══ Source material ══
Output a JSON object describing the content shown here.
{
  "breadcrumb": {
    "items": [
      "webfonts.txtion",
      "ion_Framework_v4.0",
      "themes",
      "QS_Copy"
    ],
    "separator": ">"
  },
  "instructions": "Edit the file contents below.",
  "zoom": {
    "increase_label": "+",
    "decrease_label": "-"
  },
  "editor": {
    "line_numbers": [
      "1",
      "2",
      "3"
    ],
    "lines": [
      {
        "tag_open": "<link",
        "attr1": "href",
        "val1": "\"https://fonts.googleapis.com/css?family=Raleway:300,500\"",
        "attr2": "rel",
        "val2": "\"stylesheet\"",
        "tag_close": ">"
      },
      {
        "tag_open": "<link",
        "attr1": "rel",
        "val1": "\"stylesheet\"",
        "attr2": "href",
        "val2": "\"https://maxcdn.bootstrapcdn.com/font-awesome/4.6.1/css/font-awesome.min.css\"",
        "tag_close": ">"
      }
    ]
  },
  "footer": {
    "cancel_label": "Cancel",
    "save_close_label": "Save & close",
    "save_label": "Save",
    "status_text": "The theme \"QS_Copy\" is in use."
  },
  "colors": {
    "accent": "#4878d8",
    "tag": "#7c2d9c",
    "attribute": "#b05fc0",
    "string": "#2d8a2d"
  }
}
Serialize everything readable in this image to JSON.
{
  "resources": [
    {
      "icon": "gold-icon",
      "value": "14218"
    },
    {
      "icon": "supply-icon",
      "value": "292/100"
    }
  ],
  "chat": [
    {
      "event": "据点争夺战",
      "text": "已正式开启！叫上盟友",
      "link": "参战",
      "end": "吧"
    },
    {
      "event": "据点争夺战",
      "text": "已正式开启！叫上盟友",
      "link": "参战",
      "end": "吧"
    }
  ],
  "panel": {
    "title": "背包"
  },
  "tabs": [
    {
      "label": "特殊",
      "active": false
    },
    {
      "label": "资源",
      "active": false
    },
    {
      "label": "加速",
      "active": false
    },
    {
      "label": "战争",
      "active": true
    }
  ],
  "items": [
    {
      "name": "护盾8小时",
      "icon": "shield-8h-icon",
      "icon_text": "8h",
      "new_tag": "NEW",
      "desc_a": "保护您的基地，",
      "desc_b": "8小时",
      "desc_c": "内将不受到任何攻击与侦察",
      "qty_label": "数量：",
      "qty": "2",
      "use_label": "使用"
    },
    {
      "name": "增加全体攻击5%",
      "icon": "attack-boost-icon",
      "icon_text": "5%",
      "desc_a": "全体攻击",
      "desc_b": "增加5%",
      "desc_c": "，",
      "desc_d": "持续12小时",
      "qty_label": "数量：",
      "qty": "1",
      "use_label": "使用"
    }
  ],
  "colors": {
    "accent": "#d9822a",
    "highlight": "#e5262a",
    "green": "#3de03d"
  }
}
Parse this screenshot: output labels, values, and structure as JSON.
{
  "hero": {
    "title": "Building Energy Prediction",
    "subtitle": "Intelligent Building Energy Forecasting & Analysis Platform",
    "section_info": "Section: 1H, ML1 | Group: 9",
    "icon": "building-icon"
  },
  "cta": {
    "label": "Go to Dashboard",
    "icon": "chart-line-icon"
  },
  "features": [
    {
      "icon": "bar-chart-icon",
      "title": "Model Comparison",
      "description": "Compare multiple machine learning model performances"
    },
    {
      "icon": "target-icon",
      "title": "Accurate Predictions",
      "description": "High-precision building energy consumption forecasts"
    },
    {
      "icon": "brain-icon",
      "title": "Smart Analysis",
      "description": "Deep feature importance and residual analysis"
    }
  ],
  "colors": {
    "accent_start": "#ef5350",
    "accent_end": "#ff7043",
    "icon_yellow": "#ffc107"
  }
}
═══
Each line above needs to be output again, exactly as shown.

Output a JSON object describing the content shown here.
{
  "breadcrumb": {
    "items": [
      "webfonts.txtion",
      "ion_Framework_v4.0",
      "themes",
      "QS_Copy"
    ],
    "separator": ">"
  },
  "instructions": "Edit the file contents below.",
  "zoom": {
    "increase_label": "+",
    "decrease_label": "-"
  },
  "editor": {
    "line_numbers": [
      "1",
      "2",
      "3"
    ],
    "lines": [
      {
        "tag_open": "<link",
        "attr1": "href",
        "val1": "\"https://fonts.googleapis.com/css?family=Raleway:300,500\"",
        "attr2": "rel",
        "val2": "\"stylesheet\"",
        "tag_close": ">"
      },
      {
        "tag_open": "<link",
        "attr1": "rel",
        "val1": "\"stylesheet\"",
        "attr2": "href",
        "val2": "\"https://maxcdn.bootstrapcdn.com/font-awesome/4.6.1/css/font-awesome.min.css\"",
        "tag_close": ">"
      }
    ]
  },
  "footer": {
    "cancel_label": "Cancel",
    "save_close_label": "Save & close",
    "save_label": "Save",
    "status_text": "The theme \"QS_Copy\" is in use."
  },
  "colors": {
    "accent": "#4878d8",
    "tag": "#7c2d9c",
    "attribute": "#b05fc0",
    "string": "#2d8a2d"
  }
}
Serialize everything readable in this image to JSON.
{
  "resources": [
    {
      "icon": "gold-icon",
      "value": "14218"
    },
    {
      "icon": "supply-icon",
      "value": "292/100"
    }
  ],
  "chat": [
    {
      "event": "据点争夺战",
      "text": "已正式开启！叫上盟友",
      "link": "参战",
      "end": "吧"
    },
    {
      "event": "据点争夺战",
      "text": "已正式开启！叫上盟友",
      "link": "参战",
      "end": "吧"
    }
  ],
  "panel": {
    "title": "背包"
  },
  "tabs": [
    {
      "label": "特殊",
      "active": false
    },
    {
      "label": "资源",
      "active": false
    },
    {
      "label": "加速",
      "active": false
    },
    {
      "label": "战争",
      "active": true
    }
  ],
  "items": [
    {
      "name": "护盾8小时",
      "icon": "shield-8h-icon",
      "icon_text": "8h",
      "new_tag": "NEW",
      "desc_a": "保护您的基地，",
      "desc_b": "8小时",
      "desc_c": "内将不受到任何攻击与侦察",
      "qty_label": "数量：",
      "qty": "2",
      "use_label": "使用"
    },
    {
      "name": "增加全体攻击5%",
      "icon": "attack-boost-icon",
      "icon_text": "5%",
      "desc_a": "全体攻击",
      "desc_b": "增加5%",
      "desc_c": "，",
      "desc_d": "持续12小时",
      "qty_label": "数量：",
      "qty": "1",
      "use_label": "使用"
    }
  ],
  "colors": {
    "accent": "#d9822a",
    "highlight": "#e5262a",
    "green": "#3de03d"
  }
}
Parse this screenshot: output labels, values, and structure as JSON.
{
  "hero": {
    "title": "Building Energy Prediction",
    "subtitle": "Intelligent Building Energy Forecasting & Analysis Platform",
    "section_info": "Section: 1H, ML1 | Group: 9",
    "icon": "building-icon"
  },
  "cta": {
    "label": "Go to Dashboard",
    "icon": "chart-line-icon"
  },
  "features": [
    {
      "icon": "bar-chart-icon",
      "title": "Model Comparison",
      "description": "Compare multiple machine learning model performances"
    },
    {
      "icon": "target-icon",
      "title": "Accurate Predictions",
      "description": "High-precision building energy consumption forecasts"
    },
    {
      "icon": "brain-icon",
      "title": "Smart Analysis",
      "description": "Deep feature importance and residual analysis"
    }
  ],
  "colors": {
    "accent_start": "#ef5350",
    "accent_end": "#ff7043",
    "icon_yellow": "#ffc107"
  }
}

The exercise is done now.